The Eulogy for America

Friends! Americans! Countrymen! Lend me your thoughts! I come to celebrate our nation's freedom, not to praise it's founding. The rebellion of our fore fathers lives on as sin for them alone and does not descend on us. Though, we inherit the good oft interred by the wearing of their bones. So let it be with Washington. And the Democrats have told you that America is ambitious. I believe it were so, but only then was it a grievous fault. And the LORD had blessed it as his merciful answer, though we deserve less. The Democrats are perhaps honorable in their intentions, save some individuals. I write to speak of my nation's freedom for it has provided and been just to me; but the Democrats say that it has been ambitious, and the Democrats have thoughtful intentions. America has brought many immigrants home to our largest city, to whom we provided jobs so as to be their own dependents. And our prosperity fills the pockets of the middle class man. Does this in America seem ambitious? And when the poor have cried our presidents have wept; I had expected that ambition was made of sterner stuff. Yes, Democrats say that America is ambitious, and Democrats are nobles, save those certain that are not. many of you read in history books near our Independence Day, that some of the founders wanted to make a king for America; at which point a refusal was made for democracy's sake. Was this ambitious? Yet, Democrats say we are and have been ambitious, and they are noble men. I write not to slander our opponents, but rather I write what I know of history. You all did love America once, and not without cause. What cause withholds you then to mourn for the recessive state? This judgement is brought on by brutish beasts, and men have lost their reason! But in years past the word of the president might have stood against the world. But here we people lie, apologizing to the world with none too rich to do the empire reverence. But hear my words! If I were disposed to stir your hearts and minds to rebellion and rage I shall do my president wrong and my LORD, God and Savior wrong. I had rather be rid of my freedoms than to wrong any of my authorities. But have patience good Americans. It is not meet for you to rebel, but wait for our organized rebellion that by allowance of democracy happens every two years. You are not dumb. You are not lifeless. But you are men, and being men hearing the will of our founders, it will inflame you; it will make you mad. Perhaps, it is better you know not by me that you are heirs to opportunity, but think upon it yourself how your governors once loved you. At once when our rulers stab at the heart of the nation then falls America, then I, then you and all of us have fallen down; all the while socialism flourished over us. I hope you feel a dint of pity; not for thyself but for others and their misguided ways. These I have are gracious drops. And now kind souls, as you think upon it, weep when you behold what has been made of the freedom offered the world. Again I say, Let me not stir you up to mutiny, that I could not handle being causal to such defiance. They who have made it this are noble. More noble than I. And what private obligations they abide in, I know not what convinced them to this way of thinking. And need I remind that I only speak right on about what I and you know and see.

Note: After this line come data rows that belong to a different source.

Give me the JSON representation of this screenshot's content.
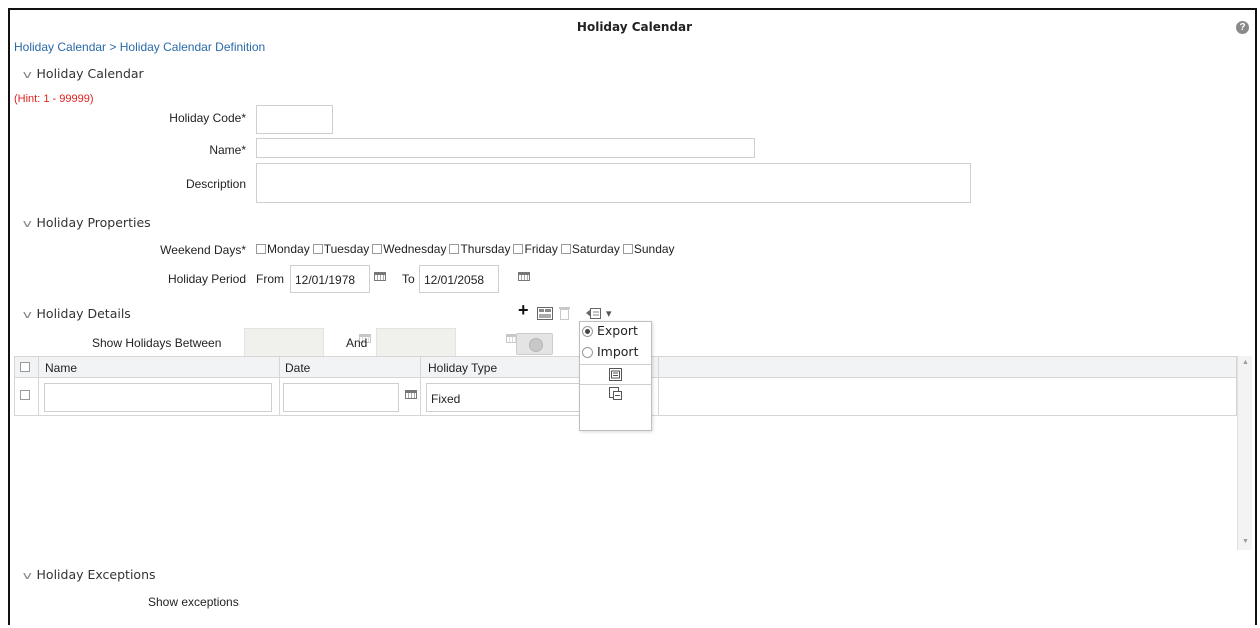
{
  "header": {
    "title": "Holiday Calendar",
    "help_icon": "?"
  },
  "breadcrumb": {
    "root": "Holiday Calendar",
    "separator": ">",
    "current": "Holiday Calendar Definition"
  },
  "sections": {
    "holiday_calendar": "Holiday Calendar",
    "holiday_properties": "Holiday Properties",
    "holiday_details": "Holiday Details",
    "holiday_exceptions": "Holiday Exceptions"
  },
  "form": {
    "hint": "(Hint: 1 - 99999)",
    "holiday_code_label": "Holiday Code*",
    "holiday_code_value": "",
    "name_label": "Name*",
    "name_value": "",
    "description_label": "Description",
    "description_value": ""
  },
  "properties": {
    "weekend_days_label": "Weekend Days*",
    "days": [
      "Monday",
      "Tuesday",
      "Wednesday",
      "Thursday",
      "Friday",
      "Saturday",
      "Sunday"
    ],
    "holiday_period_label": "Holiday Period",
    "from_label": "From",
    "from_value": "12/01/1978",
    "to_label": "To",
    "to_value": "12/01/2058"
  },
  "details": {
    "show_between_label": "Show Holidays Between",
    "and_label": "And",
    "toolbar": {
      "add_icon": "+",
      "menu_arrow": "▾"
    },
    "menu": {
      "export_label": "Export",
      "import_label": "Import",
      "selected": "Export"
    },
    "grid": {
      "columns": [
        "Name",
        "Date",
        "Holiday Type"
      ],
      "rows": [
        {
          "name": "",
          "date": "",
          "holiday_type": "Fixed"
        }
      ]
    }
  },
  "exceptions": {
    "show_exceptions_label": "Show exceptions"
  },
  "colors": {
    "breadcrumb": "#2a6aa8",
    "hint": "#e02020",
    "grid_header": "#f1f3f5"
  }
}
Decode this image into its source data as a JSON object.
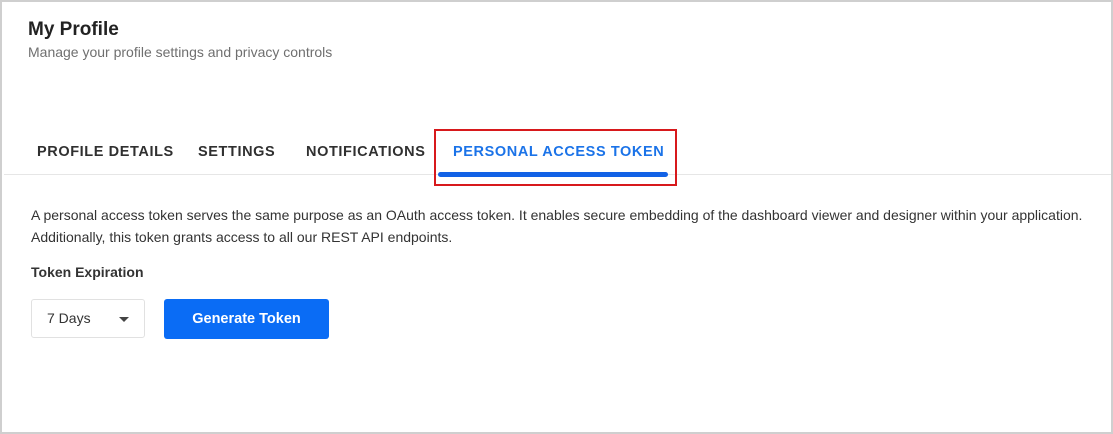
{
  "header": {
    "title": "My Profile",
    "subtitle": "Manage your profile settings and privacy controls"
  },
  "tabs": [
    {
      "label": "PROFILE DETAILS",
      "active": false
    },
    {
      "label": "SETTINGS",
      "active": false
    },
    {
      "label": "NOTIFICATIONS",
      "active": false
    },
    {
      "label": "PERSONAL ACCESS TOKEN",
      "active": true
    }
  ],
  "token": {
    "description": "A personal access token serves the same purpose as an OAuth access token. It enables secure embedding of the dashboard viewer and designer within your application. Additionally, this token grants access to all our REST API endpoints.",
    "expiration_label": "Token Expiration",
    "expiration_value": "7 Days",
    "generate_label": "Generate Token"
  },
  "colors": {
    "accent": "#0a6cf5",
    "active_tab": "#1b73e8",
    "highlight": "#d7191c"
  }
}
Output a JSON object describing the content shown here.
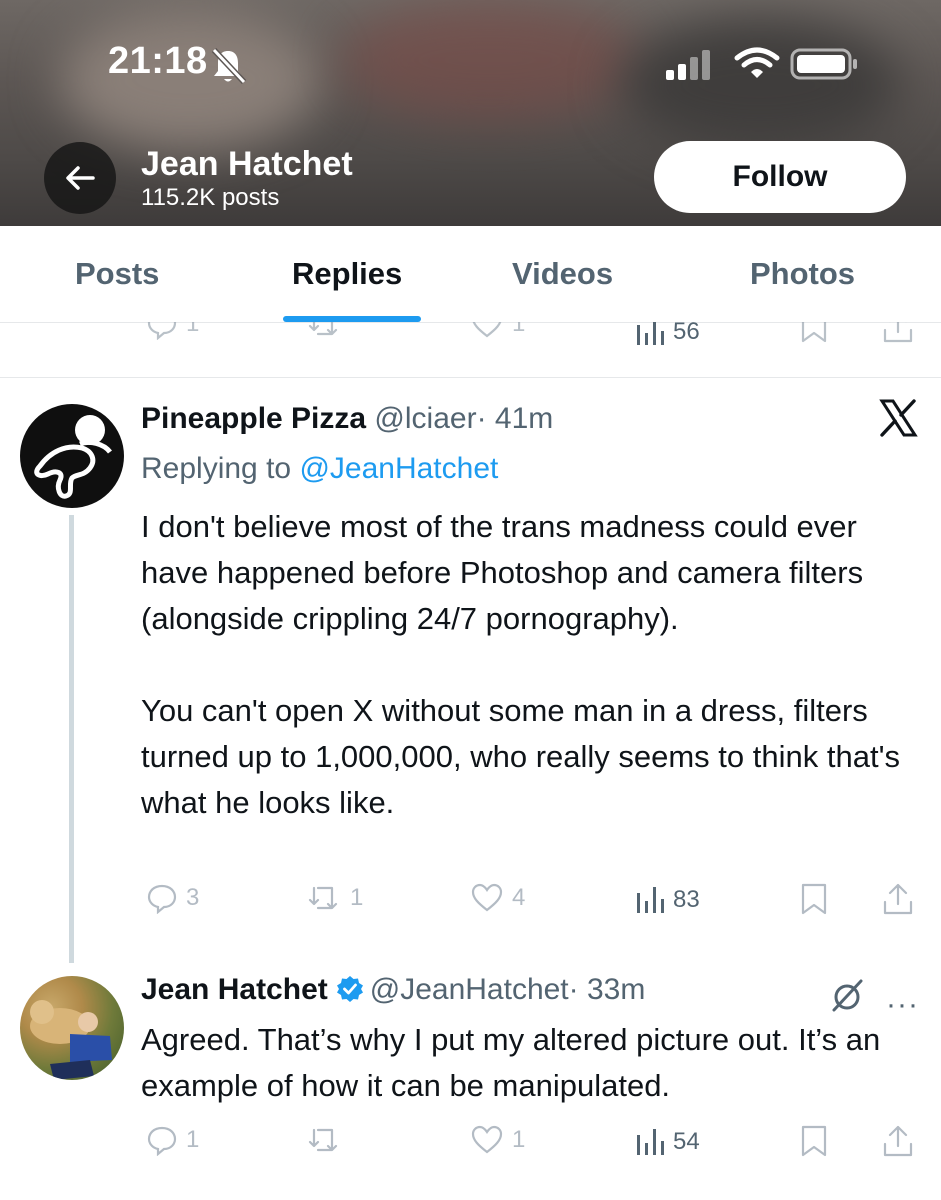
{
  "status_bar": {
    "time": "21:18"
  },
  "header": {
    "name": "Jean Hatchet",
    "posts": "115.2K posts",
    "follow_label": "Follow"
  },
  "tabs": [
    {
      "label": "Posts"
    },
    {
      "label": "Replies"
    },
    {
      "label": "Videos"
    },
    {
      "label": "Photos"
    }
  ],
  "prev_actions": {
    "replies": "1",
    "likes": "1",
    "views": "56"
  },
  "tweet1": {
    "name": "Pineapple Pizza",
    "handle": "@lciaer",
    "time": "· 41m",
    "replying_prefix": "Replying to ",
    "replying_handle": "@JeanHatchet",
    "body": "I don't believe most of the trans madness could ever have happened before Photoshop and camera filters (alongside crippling 24/7 pornography).\n\nYou can't open X without some man in a dress, filters turned up to 1,000,000, who really seems to think that's what he looks like.",
    "actions": {
      "replies": "3",
      "reposts": "1",
      "likes": "4",
      "views": "83"
    }
  },
  "tweet2": {
    "name": "Jean Hatchet",
    "handle": "@JeanHatchet",
    "time": "· 33m",
    "more": "···",
    "body": "Agreed. That’s why I put my altered picture out. It’s an example of how it can be manipulated.",
    "actions": {
      "replies": "1",
      "reposts": "",
      "likes": "1",
      "views": "54"
    }
  },
  "colors": {
    "accent": "#1d9bf0",
    "text": "#0f1419",
    "muted": "#536471"
  },
  "icons": [
    "back-arrow-icon",
    "bell-muted-icon",
    "signal-icon",
    "wifi-icon",
    "battery-icon",
    "x-logo-icon",
    "verified-icon",
    "grok-icon",
    "reply-icon",
    "repost-icon",
    "like-icon",
    "views-icon",
    "bookmark-icon",
    "share-icon"
  ]
}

For all the good our nation has done and we that inherit the abundance; here was a country. When comes such another?

By William Shakespeare and Evan Gunn Wilson